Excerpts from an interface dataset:
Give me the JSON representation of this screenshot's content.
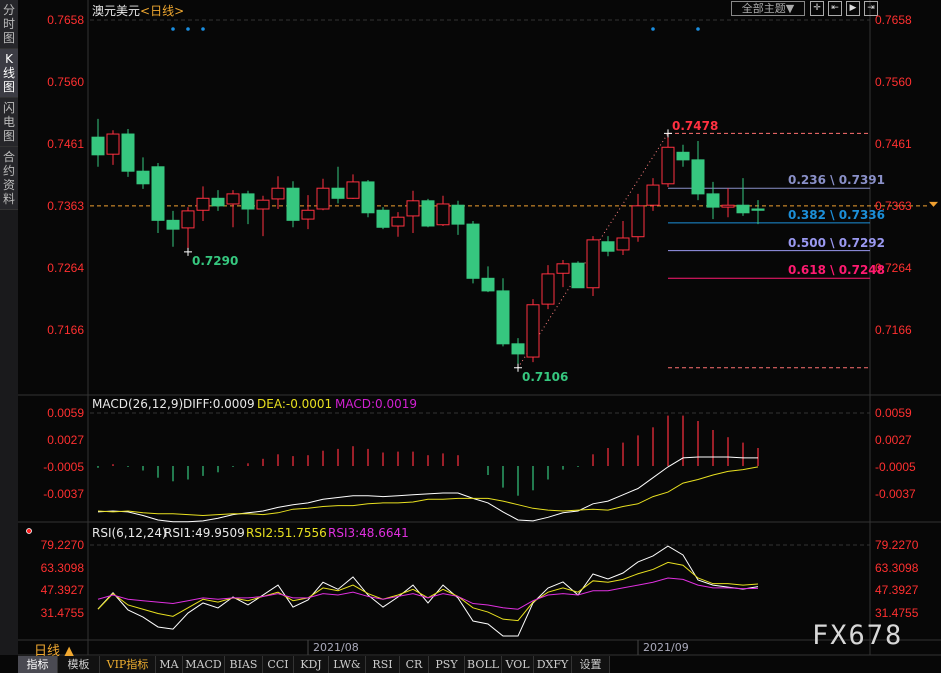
{
  "sidebar": {
    "tabs": [
      {
        "label": "分时图",
        "active": false
      },
      {
        "label": "K线图",
        "active": true
      },
      {
        "label": "闪电图",
        "active": false
      },
      {
        "label": "合约资料",
        "active": false
      }
    ]
  },
  "header": {
    "symbol": "澳元美元",
    "period": "<日线>",
    "themes_button": "全部主题▼",
    "icons": [
      "crosshair-icon",
      "zoom-left-icon",
      "play-forward-icon",
      "move-right-icon"
    ]
  },
  "colors": {
    "up": "#ff3040",
    "down": "#36c77f",
    "axis": "#ff3030",
    "diff": "#ffffff",
    "dea": "#e8e020",
    "macd": "#d020d0",
    "rsi1": "#ffffff",
    "rsi2": "#e8e020",
    "rsi3": "#e030e0",
    "current": "#f0a030"
  },
  "chart_data": [
    {
      "type": "candlestick",
      "title": "澳元美元 日线",
      "y_ticks": [
        "0.7658",
        "0.7560",
        "0.7461",
        "0.7363",
        "0.7264",
        "0.7166"
      ],
      "ylim": [
        0.709,
        0.7658
      ],
      "current_price": "0.7363",
      "x_labels": [
        "2021/08",
        "2021/09"
      ],
      "x_label_index": [
        16,
        38
      ],
      "ohlc": [
        [
          0.7472,
          0.7501,
          0.7425,
          0.7444
        ],
        [
          0.7445,
          0.7483,
          0.7428,
          0.7477
        ],
        [
          0.7477,
          0.7485,
          0.7409,
          0.7418
        ],
        [
          0.7418,
          0.744,
          0.739,
          0.7398
        ],
        [
          0.7425,
          0.7431,
          0.732,
          0.734
        ],
        [
          0.734,
          0.7355,
          0.7298,
          0.7326
        ],
        [
          0.7328,
          0.7361,
          0.729,
          0.7355
        ],
        [
          0.7356,
          0.7394,
          0.7339,
          0.7375
        ],
        [
          0.7375,
          0.7388,
          0.7355,
          0.7363
        ],
        [
          0.7366,
          0.7388,
          0.7329,
          0.7382
        ],
        [
          0.7382,
          0.7387,
          0.7334,
          0.7358
        ],
        [
          0.7358,
          0.7379,
          0.7315,
          0.7372
        ],
        [
          0.7374,
          0.741,
          0.7358,
          0.7391
        ],
        [
          0.7391,
          0.7402,
          0.7329,
          0.734
        ],
        [
          0.7342,
          0.738,
          0.7326,
          0.7356
        ],
        [
          0.7358,
          0.7406,
          0.7356,
          0.7391
        ],
        [
          0.7391,
          0.7425,
          0.7367,
          0.7375
        ],
        [
          0.7375,
          0.7413,
          0.7374,
          0.7401
        ],
        [
          0.7401,
          0.7404,
          0.7345,
          0.7352
        ],
        [
          0.7356,
          0.7361,
          0.7326,
          0.7329
        ],
        [
          0.7331,
          0.7353,
          0.7314,
          0.7345
        ],
        [
          0.7347,
          0.7387,
          0.732,
          0.7371
        ],
        [
          0.7371,
          0.7374,
          0.7329,
          0.7331
        ],
        [
          0.7333,
          0.7379,
          0.7331,
          0.7366
        ],
        [
          0.7364,
          0.7371,
          0.7317,
          0.7334
        ],
        [
          0.7334,
          0.7339,
          0.724,
          0.7248
        ],
        [
          0.7248,
          0.7267,
          0.7226,
          0.7228
        ],
        [
          0.7228,
          0.7248,
          0.714,
          0.7144
        ],
        [
          0.7144,
          0.7153,
          0.7106,
          0.7128
        ],
        [
          0.7123,
          0.7215,
          0.7115,
          0.7206
        ],
        [
          0.7207,
          0.7269,
          0.7199,
          0.7255
        ],
        [
          0.7256,
          0.7277,
          0.7234,
          0.7271
        ],
        [
          0.7272,
          0.7275,
          0.7233,
          0.7233
        ],
        [
          0.7233,
          0.7315,
          0.722,
          0.7309
        ],
        [
          0.7306,
          0.7315,
          0.7283,
          0.7291
        ],
        [
          0.7293,
          0.7339,
          0.7285,
          0.7312
        ],
        [
          0.7314,
          0.7382,
          0.7306,
          0.7363
        ],
        [
          0.7364,
          0.7407,
          0.7355,
          0.7396
        ],
        [
          0.7398,
          0.7478,
          0.7393,
          0.7456
        ],
        [
          0.7448,
          0.746,
          0.7425,
          0.7436
        ],
        [
          0.7436,
          0.7466,
          0.7372,
          0.7382
        ],
        [
          0.7382,
          0.7401,
          0.7342,
          0.7361
        ],
        [
          0.7361,
          0.7391,
          0.7345,
          0.7364
        ],
        [
          0.7364,
          0.7407,
          0.7347,
          0.7352
        ],
        [
          0.7358,
          0.7372,
          0.7334,
          0.7356
        ]
      ],
      "annotations": {
        "low": {
          "index": 28,
          "value": "0.7106"
        },
        "high": {
          "index": 38,
          "value": "0.7478"
        },
        "prior_low": {
          "index": 6,
          "value": "0.7290"
        }
      },
      "fibonacci": [
        {
          "label": "0.236 \\ 0.7391",
          "price": 0.7391,
          "color": "#8a90c8"
        },
        {
          "label": "0.382 \\ 0.7336",
          "price": 0.7336,
          "color": "#1c8fd8"
        },
        {
          "label": "0.500 \\ 0.7292",
          "price": 0.7292,
          "color": "#9a98f0"
        },
        {
          "label": "0.618 \\ 0.7248",
          "price": 0.7248,
          "color": "#ff1a70"
        }
      ],
      "markers_index": [
        5,
        6,
        7,
        37,
        40
      ]
    },
    {
      "type": "bar+line",
      "title": "MACD(26,12,9)",
      "legend": {
        "name": "MACD(26,12,9)",
        "diff": "DIFF:0.0009",
        "dea": "DEA:-0.0001",
        "macd": "MACD:0.0019"
      },
      "y_ticks": [
        "0.0059",
        "0.0027",
        "-0.0005",
        "-0.0037"
      ],
      "diff": [
        -0.0051,
        -0.005,
        -0.0051,
        -0.0055,
        -0.006,
        -0.0062,
        -0.0062,
        -0.0061,
        -0.0058,
        -0.0054,
        -0.0052,
        -0.005,
        -0.0046,
        -0.0043,
        -0.0041,
        -0.0037,
        -0.0035,
        -0.0033,
        -0.0033,
        -0.0034,
        -0.0033,
        -0.0032,
        -0.0031,
        -0.003,
        -0.003,
        -0.0036,
        -0.0041,
        -0.0051,
        -0.006,
        -0.0061,
        -0.0057,
        -0.0052,
        -0.005,
        -0.0042,
        -0.0039,
        -0.0032,
        -0.0025,
        -0.0013,
        -0.0001,
        0.0009,
        0.001,
        0.001,
        0.001,
        0.0009,
        0.0009
      ],
      "dea": [
        -0.005,
        -0.0051,
        -0.005,
        -0.0052,
        -0.0053,
        -0.0053,
        -0.0054,
        -0.0055,
        -0.0054,
        -0.0053,
        -0.0053,
        -0.0054,
        -0.0052,
        -0.0048,
        -0.0047,
        -0.0045,
        -0.0044,
        -0.0044,
        -0.0042,
        -0.0041,
        -0.0041,
        -0.004,
        -0.0037,
        -0.0037,
        -0.0036,
        -0.0036,
        -0.0036,
        -0.0039,
        -0.0043,
        -0.0047,
        -0.0049,
        -0.005,
        -0.0049,
        -0.0048,
        -0.0049,
        -0.0045,
        -0.0042,
        -0.0034,
        -0.0029,
        -0.0019,
        -0.0015,
        -0.001,
        -0.0006,
        -0.0004,
        -0.0001
      ],
      "macd": [
        -0.0002,
        0.0002,
        -0.0001,
        -0.0005,
        -0.0013,
        -0.0017,
        -0.0015,
        -0.0011,
        -0.0007,
        -0.0001,
        0.0003,
        0.0008,
        0.0013,
        0.0011,
        0.0012,
        0.0017,
        0.0019,
        0.0022,
        0.0019,
        0.0015,
        0.0016,
        0.0016,
        0.0012,
        0.0014,
        0.0012,
        0.0,
        -0.001,
        -0.0024,
        -0.0033,
        -0.0027,
        -0.0015,
        -0.0004,
        -0.0001,
        0.0013,
        0.002,
        0.0026,
        0.0034,
        0.0043,
        0.0056,
        0.0056,
        0.005,
        0.004,
        0.0032,
        0.0026,
        0.002
      ]
    },
    {
      "type": "line",
      "title": "RSI(6,12,24)",
      "legend": {
        "name": "RSI(6,12,24)",
        "rsi1": "RSI1:49.9509",
        "rsi2": "RSI2:51.7556",
        "rsi3": "RSI3:48.6641"
      },
      "y_ticks": [
        "79.2270",
        "63.3098",
        "47.3927",
        "31.4755"
      ],
      "rsi1": [
        34.2,
        45.6,
        33.5,
        28.5,
        21.5,
        20.0,
        31.3,
        38.4,
        34.9,
        42.6,
        37.0,
        44.0,
        51.0,
        35.5,
        40.5,
        53.0,
        48.0,
        56.7,
        44.0,
        35.5,
        42.6,
        51.0,
        38.4,
        51.0,
        41.9,
        25.7,
        23.6,
        15.1,
        15.1,
        38.4,
        48.9,
        53.2,
        44.0,
        58.8,
        55.3,
        59.5,
        67.3,
        71.5,
        78.5,
        72.2,
        54.6,
        51.0,
        49.6,
        48.2,
        49.95
      ],
      "rsi2": [
        34,
        45,
        37,
        34,
        31,
        29,
        35,
        41,
        39,
        42,
        40,
        43,
        46,
        40,
        42,
        49,
        47,
        51,
        45,
        41,
        44,
        48,
        42,
        48,
        43,
        35,
        32,
        27,
        26,
        39,
        46,
        49,
        46,
        54,
        53,
        55,
        59,
        62,
        67,
        65,
        56,
        52,
        52,
        51,
        51.76
      ],
      "rsi3": [
        41,
        44,
        41,
        40,
        39,
        38,
        40,
        42,
        41,
        42,
        42,
        43,
        45,
        42,
        42,
        45,
        44,
        46,
        43,
        41,
        43,
        45,
        42,
        45,
        43,
        38,
        37,
        35,
        34,
        40,
        44,
        45,
        44,
        47,
        47,
        49,
        51,
        53,
        56,
        55,
        51,
        49,
        49,
        48.5,
        48.66
      ]
    }
  ],
  "period_selector": "日线 ▲",
  "toolbar": {
    "tabs": [
      "指标",
      "模板",
      "VIP指标",
      "MA",
      "MACD",
      "BIAS",
      "CCI",
      "KDJ",
      "LW&",
      "RSI",
      "CR",
      "PSY",
      "BOLL",
      "VOL",
      "DXFY",
      "设置"
    ]
  },
  "watermark": "FX678"
}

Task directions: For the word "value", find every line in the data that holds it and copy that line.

Written solution:
          "value": "0.7106"
          "value": "0.7478"
          "value": "0.7290"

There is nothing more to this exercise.